## EXERCISE OBJECTIVE
Write back every line of the listing exactly, excluding images.

═════ EXERCISE DATA

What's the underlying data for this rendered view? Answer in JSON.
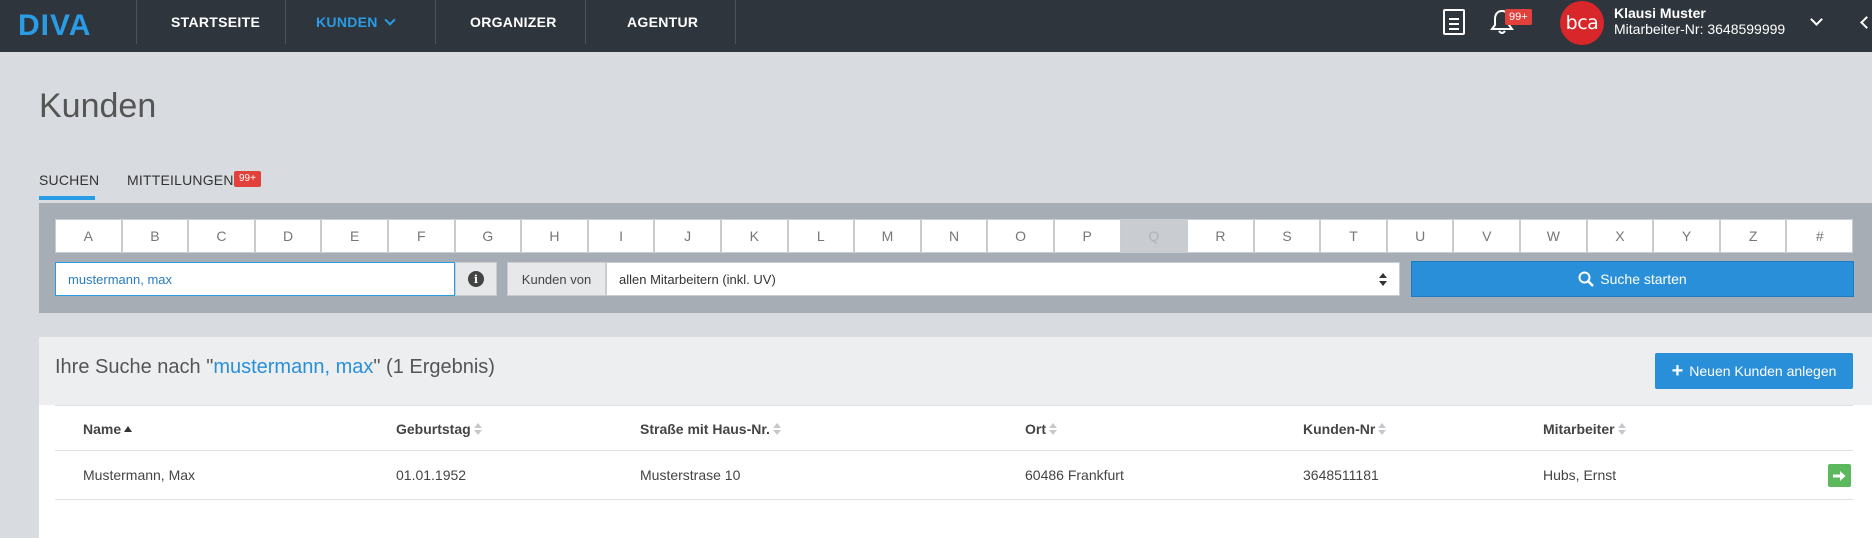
{
  "app": {
    "logo": "DIVA"
  },
  "nav": {
    "items": [
      {
        "label": "STARTSEITE"
      },
      {
        "label": "KUNDEN",
        "active": true
      },
      {
        "label": "ORGANIZER"
      },
      {
        "label": "AGENTUR"
      }
    ],
    "notifications_badge": "99+",
    "user": {
      "avatar_text": "bca",
      "name": "Klausi Muster",
      "employee_id": "Mitarbeiter-Nr: 3648599999"
    }
  },
  "page": {
    "title": "Kunden"
  },
  "tabs": [
    {
      "label": "SUCHEN",
      "active": true
    },
    {
      "label": "MITTEILUNGEN",
      "badge": "99+"
    }
  ],
  "search": {
    "alphabet": [
      "A",
      "B",
      "C",
      "D",
      "E",
      "F",
      "G",
      "H",
      "I",
      "J",
      "K",
      "L",
      "M",
      "N",
      "O",
      "P",
      "Q",
      "R",
      "S",
      "T",
      "U",
      "V",
      "W",
      "X",
      "Y",
      "Z",
      "#"
    ],
    "disabled_letters": [
      "Q"
    ],
    "query_value": "mustermann, max",
    "scope_label": "Kunden von",
    "scope_selected": "allen Mitarbeitern (inkl. UV)",
    "submit_label": "Suche starten"
  },
  "results": {
    "title_prefix": "Ihre Suche nach \"",
    "query": "mustermann, max",
    "title_suffix": "\" (1 Ergebnis)",
    "new_customer_label": "Neuen Kunden anlegen",
    "columns": [
      "Name",
      "Geburtstag",
      "Straße mit Haus-Nr.",
      "Ort",
      "Kunden-Nr",
      "Mitarbeiter"
    ],
    "sorted_column": "Name",
    "rows": [
      {
        "name": "Mustermann, Max",
        "birthday": "01.01.1952",
        "street": "Musterstrase 10",
        "city": "60486 Frankfurt",
        "customer_no": "3648511181",
        "employee": "Hubs, Ernst"
      }
    ]
  },
  "colors": {
    "nav_bg": "#2e353d",
    "accent": "#2a9ce6",
    "badge": "#e2403b",
    "success": "#5cb85c",
    "avatar": "#d9262a"
  }
}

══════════

## RESPONSE AREA
What's the underlying data for this rendered view? Answer in JSON.
{
  "app": {
    "logo": "DIVA"
  },
  "nav": {
    "items": [
      {
        "label": "STARTSEITE"
      },
      {
        "label": "KUNDEN",
        "active": true
      },
      {
        "label": "ORGANIZER"
      },
      {
        "label": "AGENTUR"
      }
    ],
    "notifications_badge": "99+",
    "user": {
      "avatar_text": "bca",
      "name": "Klausi Muster",
      "employee_id": "Mitarbeiter-Nr: 3648599999"
    }
  },
  "page": {
    "title": "Kunden"
  },
  "tabs": [
    {
      "label": "SUCHEN",
      "active": true
    },
    {
      "label": "MITTEILUNGEN",
      "badge": "99+"
    }
  ],
  "search": {
    "alphabet": [
      "A",
      "B",
      "C",
      "D",
      "E",
      "F",
      "G",
      "H",
      "I",
      "J",
      "K",
      "L",
      "M",
      "N",
      "O",
      "P",
      "Q",
      "R",
      "S",
      "T",
      "U",
      "V",
      "W",
      "X",
      "Y",
      "Z",
      "#"
    ],
    "disabled_letters": [
      "Q"
    ],
    "query_value": "mustermann, max",
    "scope_label": "Kunden von",
    "scope_selected": "allen Mitarbeitern (inkl. UV)",
    "submit_label": "Suche starten"
  },
  "results": {
    "title_prefix": "Ihre Suche nach \"",
    "query": "mustermann, max",
    "title_suffix": "\" (1 Ergebnis)",
    "new_customer_label": "Neuen Kunden anlegen",
    "columns": [
      "Name",
      "Geburtstag",
      "Straße mit Haus-Nr.",
      "Ort",
      "Kunden-Nr",
      "Mitarbeiter"
    ],
    "sorted_column": "Name",
    "rows": [
      {
        "name": "Mustermann, Max",
        "birthday": "01.01.1952",
        "street": "Musterstrase 10",
        "city": "60486 Frankfurt",
        "customer_no": "3648511181",
        "employee": "Hubs, Ernst"
      }
    ]
  },
  "colors": {
    "nav_bg": "#2e353d",
    "accent": "#2a9ce6",
    "badge": "#e2403b",
    "success": "#5cb85c",
    "avatar": "#d9262a"
  }
}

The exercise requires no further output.